  1. 1.
    Original Russian: “Для современного человека, летящий в небе самолёт или отрывающаяся от земли ракета на экранах телевизора, всё это привычное глазу зрелище. Но сколько людей в наше время видели как работает гончар?”
  2. 2.
    Original Russian: “Попробуйте эту глину отец. Я тебе ещё из четвёртого карьера привезу.” “Он что, ваш сын?” and “Это так, форма обращения.”
  3. 3.
    Original Russian: “Вот, сам сделал. Он говорит кривой, бракованный.” “Мне нравиться.”
  4. 4.
    S.D. Bezklubenko, minister of culture of the Ukraine after a screening of “The Long Farewell”, as quoted in Jane Taubman, The Cinema of Kira Muratova, The Russian Review 52:3 (July 1993), 373.
  5. 5.
    Jane Taubman, Kira Muratova: Kinofile Filmmakers’ Companion 4 (New York and London: I.B. Tauris, 2005), 27.
  6. 6.

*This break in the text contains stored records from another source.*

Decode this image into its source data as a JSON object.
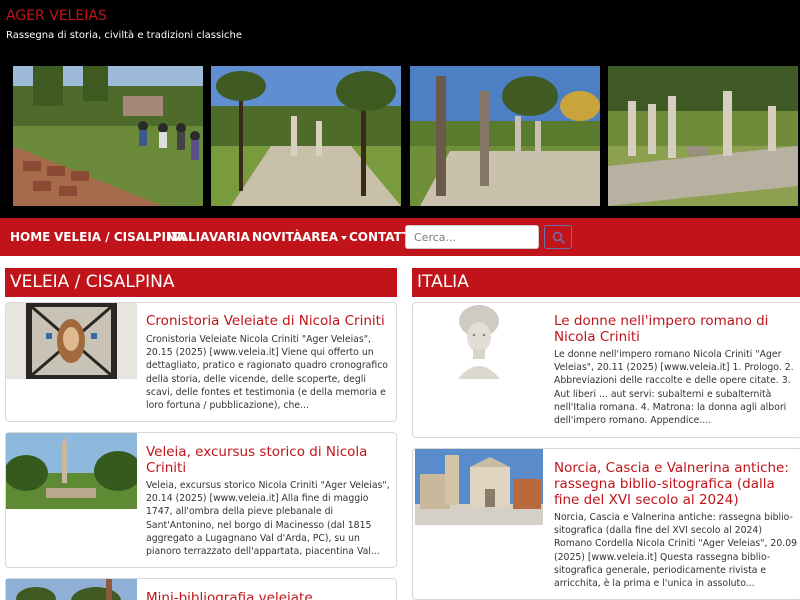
{
  "site": {
    "title": "AGER VELEIAS",
    "tagline": "Rassegna di storia, civiltà e tradizioni classiche"
  },
  "nav": {
    "items": [
      "HOME",
      "VELEIA / CISALPINA",
      "ITALIA",
      "VARIA",
      "NOVITÀ",
      "AREA",
      "CONTATTI"
    ],
    "search_placeholder": "Cerca..."
  },
  "sections": {
    "left": {
      "title": "VELEIA / CISALPINA",
      "articles": [
        {
          "title": "Cronistoria Veleiate di Nicola Criniti",
          "excerpt": "Cronistoria Veleiate Nicola Criniti \"Ager Veleias\", 20.15 (2025) [www.veleia.it] Viene qui offerto un dettagliato, pratico e ragionato quadro cronografico della storia, delle vicende, delle scoperte, degli scavi, delle fontes et testimonia (e della memoria e loro fortuna / pubblicazione), che..."
        },
        {
          "title": "Veleia, excursus storico di Nicola Criniti",
          "excerpt": "Veleia, excursus storico Nicola Criniti \"Ager Veleias\", 20.14 (2025) [www.veleia.it] Alla fine di maggio 1747, all'ombra della pieve plebanale di Sant'Antonino, nel borgo di Macinesso (dal 1815 aggregato a Lugagnano Val d'Arda, PC), su un pianoro terrazzato dell'appartata, piacentina Val..."
        },
        {
          "title": "Mini-bibliografia veleiate",
          "excerpt": ""
        }
      ]
    },
    "right": {
      "title": "ITALIA",
      "articles": [
        {
          "title": "Le donne nell'impero romano di Nicola Criniti",
          "excerpt": "Le donne nell'impero romano Nicola Criniti \"Ager Veleias\", 20.11 (2025) [www.veleia.it] 1. Prologo. 2. Abbreviazioni delle raccolte e delle opere citate. 3. Aut liberi ... aut servi: subalterni e subalternità nell'Italia romana. 4. Matrona: la donna agli albori dell'impero romano. Appendice...."
        },
        {
          "title": "Norcia, Cascia e Valnerina antiche: rassegna biblio-sitografica (dalla fine del XVI secolo al 2024)",
          "excerpt": "Norcia, Cascia e Valnerina antiche: rassegna biblio-sitografica (dalla fine del XVI secolo al 2024) Romano Cordella Nicola Criniti \"Ager Veleias\", 20.09 (2025) [www.veleia.it] Questa rassegna biblio-sitografica generale, periodicamente rivista e arricchita, è la prima e l'unica in assoluto..."
        }
      ]
    }
  },
  "colors": {
    "brand": "#c0141a",
    "header_bg": "#000000",
    "text": "#333333"
  },
  "icons": {
    "search": "search-icon"
  }
}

    Although completed in 1930, Platonov’s novel would not be published in the Soviet Union until 1987. It was published abroad in English translation in 1973, however, and circulated widely for many years before that within the Soviet Union through the practice of “samizdat”: the copying and distribution of illegal literature through clandestine networks. Muratova would certainly have been familiar with, or at the very least aware of the work, given its cult underground status.
  7. 7.
    Mikhail Iampolski, “Muratova: tri filma o liubvi’ [“Muratova: Three Films About Love”], Kinovedcheskie zapiski 82 (2007),
  8. 8.
    Again, one can trace Muratova’s concern with idiomatic clichés, and her playful attempts to subvert them, back to Nadia’s initial monologue, “to wash or not to wash,” in “Brief Encounters”.
  9. 9.
    Taubman, op.cit., 27.
  10. 10.
    This structure parallels that of “Brief Encounters”: both involve a love triangle with a woman at its center. In “Brief Encounters”, it is a matter of two women interested in the same man; in “Getting to Know the Great, Wide World”—of a woman torn between two men. The ‘indecency’ of these plot lines served as an excuse for Party officials to severely limit the films’ distribution. It is important to note in this context that a contemporary film about a love triangle, “The Autumn Marathon” (1979) was widely distributed. One cannot help but wonder if that was because the love triangle there had a man at its center, unable to decide between two women.
  11. 11.
    Original Russian: “от модернизма 60-х годов к тому, что мы сейчас называем постмодернизмом”.
  12. 12.
    Original Russian: “«Познавая белый свет» — поставангардный фильм, как если б породнили Пастернака с Шукшиным, — прошел мимо, как косой дождь.”